At an OPEC+ meeting over the weekend, Saudi Arabia announced plans to cut production by about 1 million bpd to 9 million bpd in July, Bloomberg reported. This additional cut will join OPEC+'s 3.66 million barrels per day production cut already underway, which began in October 2022 and was extended through the end of 2024 at a meeting on Sunday.
It also agreed to reduce overall production targets by 1.4 million barrels per day starting in January 2024. However, Russia, Nigeria and Angola will account for most of these cuts to bring their production targets in line with current levels.
Such moves were taken by the oil cartel to raise the price of crude oil and support major exports. Saudi Arabia also hopes to discourage speculators from betting on falling oil prices, which have attracted significant interest this year.
Amid the news, Brent crude futures edged up 1.7% to $77.66 a barrel, while WTI futures edged up 2% to $73.17 a barrel by 8:10 pm ET. However, both contracts are still trading at 6% to 8% lower for the year.
The OPEC+ cuts come amid fears of a slowdown in economic growth and weak demand, which have pushed oil prices down this year. Crude oil has been losing value for 5 consecutive months. An unexpected production cut in April provided some support for oil prices, but the market was wary of a potential US default on debt, and weak economic performance in China raised doubts about a recovery in demand.
The upcoming cuts in the second half of 2023 could increase restrictions on the oil market and provide relative support to prices, despite deteriorating economic conditions and rising interest rates.

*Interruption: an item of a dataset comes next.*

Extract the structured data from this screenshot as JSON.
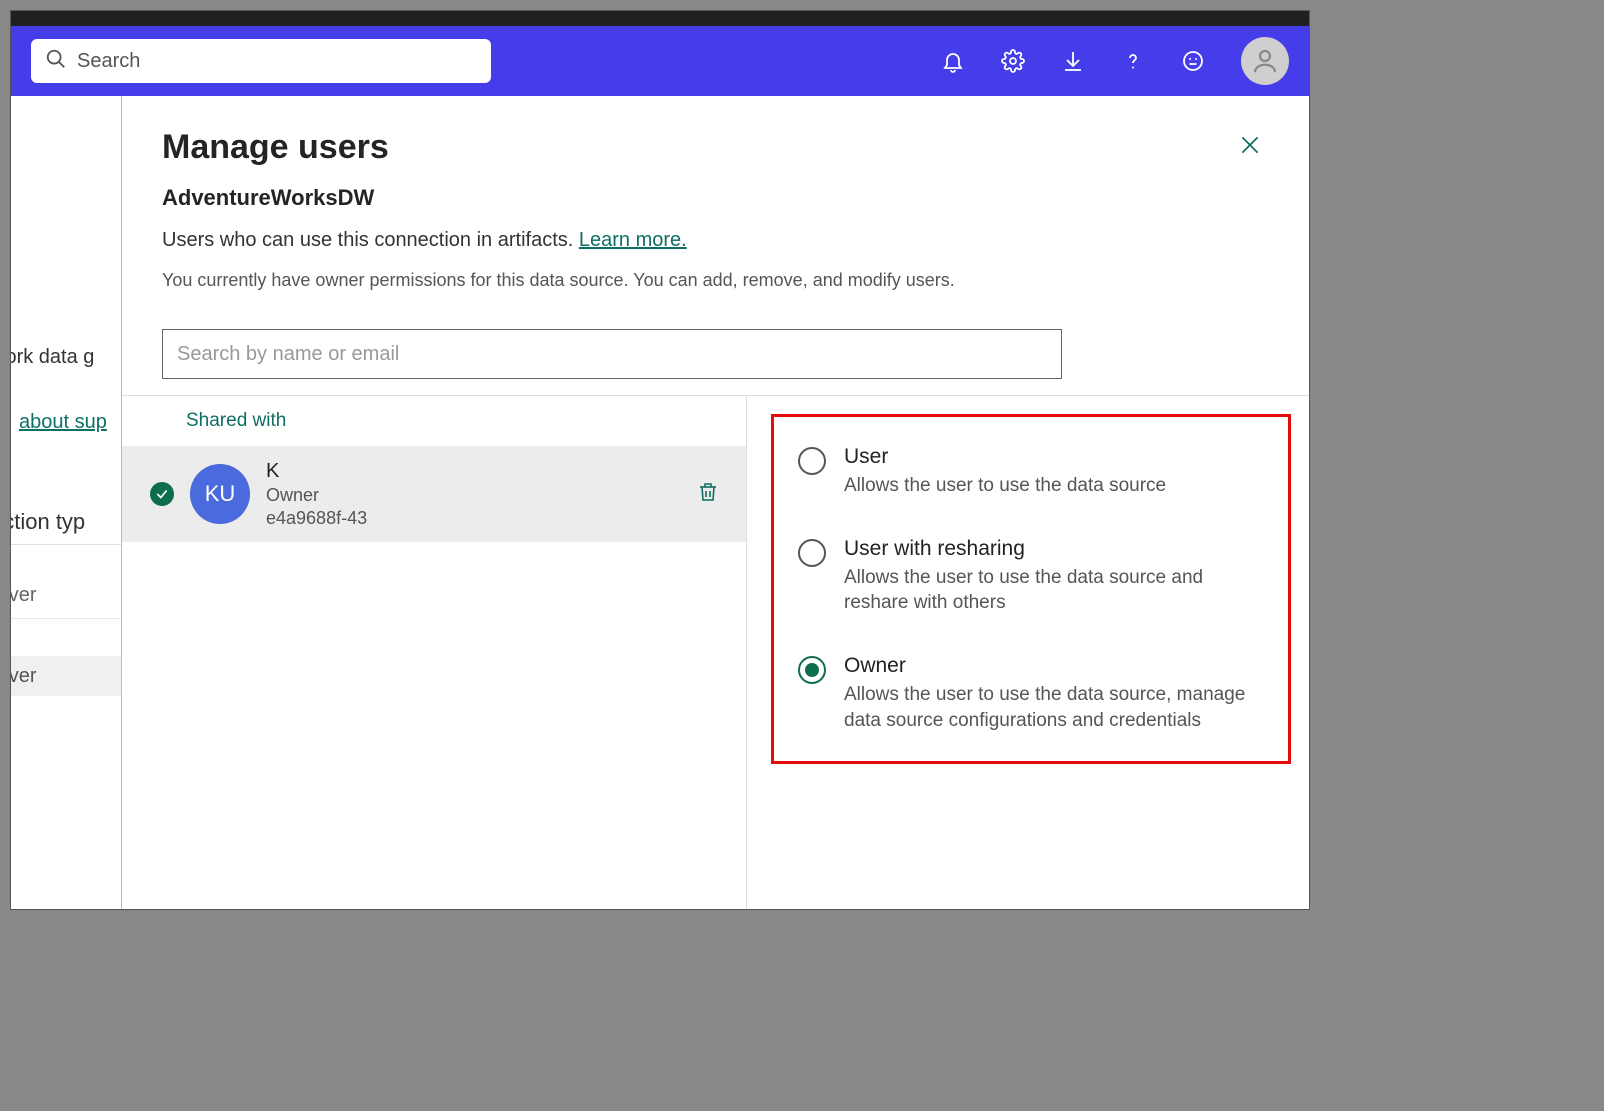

Several weak economic indicators from China point to an uneven recovery in the world's largest oil importer, which could cap demand by the end of the year. The eurozone and the US are also facing a slowdown in manufacturing activity this year, which is hurting economic growth. The U.S. interest rate is forecast to rise for longer, especially after non-farm wage growth in the country exceeded expectations in May.